The automotive world has taken notice. Supercar Blondie has already met the likes of Jay Leno, James May, Richard Hammond, the Stig and Nico Rosberg. So, not only does she get to drive rare and pricey automobiles, she also gets to hang out with world-class petrolheads. Who needs to get paid when the job description is this exciting?
Unfortunately, Supercar Blondie’s gig isn’t all fun and giggles. She also happens to have haters. Lots of them. I learned about this when she very recently opened up to Rosberg. She gets bashed all the time by so-called “car guys” supposedly for being boring and dumb and fake. She gets called out a lot (in a really vulgar manner) for mouthing off trivial and sometimes inaccurate information. Read the comments on her posts and you’ll cringe. The enmity is real (and alarming). Even the fact that she recites data from her mental notes offends her detractors, who must be utterly unaware that even Jeremy Clarkson uses scripts.
But who cares? The videos are amazing and interesting. Many viewers who would otherwise not pay attention to car content routinely click on Supercar Blondie’s clips. And who doesn’t make mistakes anyway? It’s not as if she’s intentionally lying to scam her fans.

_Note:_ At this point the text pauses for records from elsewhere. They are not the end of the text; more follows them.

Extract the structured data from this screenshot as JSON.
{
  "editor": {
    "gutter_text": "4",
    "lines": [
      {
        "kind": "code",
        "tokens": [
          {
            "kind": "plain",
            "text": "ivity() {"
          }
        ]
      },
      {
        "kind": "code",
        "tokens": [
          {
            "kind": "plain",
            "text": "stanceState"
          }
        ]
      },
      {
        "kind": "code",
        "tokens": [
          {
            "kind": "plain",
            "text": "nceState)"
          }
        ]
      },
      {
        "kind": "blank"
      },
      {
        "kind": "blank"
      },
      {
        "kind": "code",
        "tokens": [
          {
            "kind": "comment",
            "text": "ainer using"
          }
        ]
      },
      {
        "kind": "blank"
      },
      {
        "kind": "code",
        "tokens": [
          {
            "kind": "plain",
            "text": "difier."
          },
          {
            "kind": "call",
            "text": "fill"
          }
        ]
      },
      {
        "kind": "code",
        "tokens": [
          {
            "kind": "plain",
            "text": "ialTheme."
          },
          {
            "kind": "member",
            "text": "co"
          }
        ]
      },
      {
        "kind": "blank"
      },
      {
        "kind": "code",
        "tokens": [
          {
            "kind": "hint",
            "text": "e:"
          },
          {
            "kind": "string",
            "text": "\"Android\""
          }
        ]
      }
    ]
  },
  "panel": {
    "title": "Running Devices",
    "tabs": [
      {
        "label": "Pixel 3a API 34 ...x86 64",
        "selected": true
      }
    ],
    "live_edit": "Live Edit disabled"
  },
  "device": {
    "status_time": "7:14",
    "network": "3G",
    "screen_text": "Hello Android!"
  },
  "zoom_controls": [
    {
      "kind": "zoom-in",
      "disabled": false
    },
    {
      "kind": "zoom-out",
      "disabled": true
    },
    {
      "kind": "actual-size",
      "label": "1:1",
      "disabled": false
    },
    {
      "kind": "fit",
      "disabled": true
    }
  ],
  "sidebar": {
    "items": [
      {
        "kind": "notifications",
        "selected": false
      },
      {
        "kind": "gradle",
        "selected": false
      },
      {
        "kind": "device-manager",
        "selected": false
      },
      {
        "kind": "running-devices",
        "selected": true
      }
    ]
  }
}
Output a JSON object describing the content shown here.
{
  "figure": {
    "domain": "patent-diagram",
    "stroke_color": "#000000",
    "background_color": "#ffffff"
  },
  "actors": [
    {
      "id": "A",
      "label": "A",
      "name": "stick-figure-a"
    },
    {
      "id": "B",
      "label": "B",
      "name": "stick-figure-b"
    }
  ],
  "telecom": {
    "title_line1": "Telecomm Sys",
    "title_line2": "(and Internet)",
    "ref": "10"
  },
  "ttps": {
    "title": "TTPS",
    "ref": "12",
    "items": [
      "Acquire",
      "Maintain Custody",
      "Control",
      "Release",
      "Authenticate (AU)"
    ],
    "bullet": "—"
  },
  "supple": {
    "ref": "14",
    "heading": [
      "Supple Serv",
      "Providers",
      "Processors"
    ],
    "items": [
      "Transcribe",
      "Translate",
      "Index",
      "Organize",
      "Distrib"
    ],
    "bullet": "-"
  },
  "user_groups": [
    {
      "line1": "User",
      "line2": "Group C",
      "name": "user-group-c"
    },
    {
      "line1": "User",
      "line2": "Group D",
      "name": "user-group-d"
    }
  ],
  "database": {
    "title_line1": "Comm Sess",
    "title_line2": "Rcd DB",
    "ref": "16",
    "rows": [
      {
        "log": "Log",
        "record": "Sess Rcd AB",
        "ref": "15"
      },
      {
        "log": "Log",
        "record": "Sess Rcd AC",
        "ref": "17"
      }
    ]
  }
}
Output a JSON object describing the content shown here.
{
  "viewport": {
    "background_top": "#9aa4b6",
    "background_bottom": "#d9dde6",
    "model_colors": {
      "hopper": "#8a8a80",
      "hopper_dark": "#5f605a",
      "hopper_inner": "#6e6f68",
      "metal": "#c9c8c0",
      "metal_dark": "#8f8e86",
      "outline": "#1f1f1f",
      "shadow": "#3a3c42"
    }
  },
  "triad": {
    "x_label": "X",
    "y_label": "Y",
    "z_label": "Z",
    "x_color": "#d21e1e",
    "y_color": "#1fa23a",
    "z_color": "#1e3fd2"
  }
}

“I actually stopped reading the comments,” she told Rosberg. “And then I got over it. Now I don’t care. It’s just not worth your effort. It’s not worth your time as a person to hate someone. I don’t know…I just don’t get it. You only have this much energy to give to other people every day. Why spend some of your energy on someone that you hate? Spend your energy on someone that you like and support.”
Amen. You know what I think? Losers just hate Supercar Blondie because she lives the life they know they can’t have. Either that or they just can’t stand seeing a woman being the go-to content creator when it comes to cars. Knock it off, fellas. Do your own automotive vlog if you truly think you can do better. Let’s see if you can entice even 12 dimwits to watch it.